So I’ve been searching for the perfect toddler T-shirt pattern for a while. I’ve tried making my own, and I never get the neck proportion right. I also tried sizing down a larger kids’ pattern to fix my Max (who is almost two-and-a-half). But the results were less than great.

Finally, I’ve found my go-to T-shirt pattern and I love it! It’s Simplicity 5317, and though the main draw of the pattern is probably the cute jumper, the T-shirt is just right for what I need.
  I first made the shirt for Max’s SuperWhy! costume for Halloween, which I wrote about here.  But now I’m making him some versions (without the fancy SuperWhy! logo) that he can wear to preschool or around the house. Here is my first attempt (and don't ask me where his other sock is).
 I think my problem with my own pattern attempts was that I was making the neckband too wide, and not under-stitching the right way. (This pattern leads you through how to under-stitch, if you don’t know what I’m talking about, though I don’t think it calls it that.)  

For this version, I decided to do faux layered sleeves, since that seemed to add a good “boy” element. It’s very simple to do: I just folded the sleeve pattern piece at the line where it says to cut for short sleeves, and added a half-inch at the bottom for the hem. I cut two sleeves (from the main fabric) using that. Then I re-folded the sleeve pattern piece so that I was cutting just the bottom part of the sleeve, and I added about a half-inch at the top for the seam. I cut two sleeve bottoms out of my contrast (grey) fabric. To make the sleeve: I folded the bottom edge of the top sleeve piece under 1/2” and pressed. Then I placed the top raw edge of the bottom contrast piece flush with the top raw edge of the fold on the wrong side and stitched it. That way, you’re hemming the top part of the sleeve and attaching the bottom part in just one step.

I also added a pocket—just a basic 3 – 1/2” square, top-stitched all around, with multiple lines of top-stitching in contrasting thread (I actually didn’t do that great of a job keeping these lines perfectly straight). I was considering getting rid of the snaps on the shoulder because the neck hole seemed large enough, but then I realized that the snaps would prevent the neck from getting stretched out. Oh, I also had to add length to the bottom of the shirt—about two inches. (I still took a 1 – 1/4” hem.)

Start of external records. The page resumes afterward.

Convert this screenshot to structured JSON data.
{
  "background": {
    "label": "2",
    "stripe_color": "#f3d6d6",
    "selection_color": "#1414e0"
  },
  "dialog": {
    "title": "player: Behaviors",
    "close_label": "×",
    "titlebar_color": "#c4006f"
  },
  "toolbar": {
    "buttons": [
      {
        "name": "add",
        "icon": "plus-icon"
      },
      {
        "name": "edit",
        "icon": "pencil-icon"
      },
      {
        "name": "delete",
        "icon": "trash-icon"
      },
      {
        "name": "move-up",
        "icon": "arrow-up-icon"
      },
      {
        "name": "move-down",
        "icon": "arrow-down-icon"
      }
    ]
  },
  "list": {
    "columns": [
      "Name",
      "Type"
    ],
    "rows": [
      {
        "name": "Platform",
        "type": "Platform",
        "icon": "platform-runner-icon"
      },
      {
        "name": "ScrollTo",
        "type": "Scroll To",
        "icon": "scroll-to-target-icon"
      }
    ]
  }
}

I used Jo-Ann’s Sew Classic Knit fabric (I think this is it), which I love because it’s super soft, but not so flimsy as to be difficult to work with. They often run it 40% or 50% off. If you want more info on finding knits, check out Meg’s excellent post on knits at Sew Liberated. 

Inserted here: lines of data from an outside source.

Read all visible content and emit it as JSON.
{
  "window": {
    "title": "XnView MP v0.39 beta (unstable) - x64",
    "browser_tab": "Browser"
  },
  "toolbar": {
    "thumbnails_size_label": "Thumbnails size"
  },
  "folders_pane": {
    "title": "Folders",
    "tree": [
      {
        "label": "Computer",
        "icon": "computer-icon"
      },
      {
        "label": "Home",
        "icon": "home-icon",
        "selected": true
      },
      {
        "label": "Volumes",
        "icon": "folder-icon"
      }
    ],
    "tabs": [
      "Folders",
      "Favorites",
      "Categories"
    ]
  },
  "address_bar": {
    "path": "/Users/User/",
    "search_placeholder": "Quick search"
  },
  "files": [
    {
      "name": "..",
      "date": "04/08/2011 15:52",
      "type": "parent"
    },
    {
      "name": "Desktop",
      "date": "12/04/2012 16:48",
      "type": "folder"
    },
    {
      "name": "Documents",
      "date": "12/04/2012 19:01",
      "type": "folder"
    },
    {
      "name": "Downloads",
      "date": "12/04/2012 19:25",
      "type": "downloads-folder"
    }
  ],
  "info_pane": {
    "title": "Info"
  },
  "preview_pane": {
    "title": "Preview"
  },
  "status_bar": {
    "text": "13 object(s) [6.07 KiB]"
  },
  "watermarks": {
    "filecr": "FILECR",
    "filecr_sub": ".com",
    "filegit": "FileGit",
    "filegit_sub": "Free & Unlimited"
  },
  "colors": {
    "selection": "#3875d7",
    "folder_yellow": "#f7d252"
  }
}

I’ve got more knits and more T-shirt customizing ideas. Next up: creating stripes!
One of my favorite things to do when I need some inspiration for a designing a new project is looking through old women’s magazines. I have a stack of Needlecraft magazines from the 1920s and 1930s, as well a bunch of Modern Priscilla magazines from the teens. If you’re interested, old magazines like this are fairly easy to find on eBay. I’ve collected most of mine at vintage markets (I can usually buy them for $2 to $5 each).

 Anyway, I’ve been looking for ideas for holiday gift sewing, and I came across this lovely idea for a purse from the October 1912 issue of Modern Priscilla. It’s from a story about embellishing with needlework; I can’t replicate handwork as lovely and intricate as this, but I love the overall structure of this purse: handles that wrap around the whole front of the body and provide a skeleton of support for the purse. I’m hoping to create a pattern for it, and then I’ll post it in the Bonus Projects section.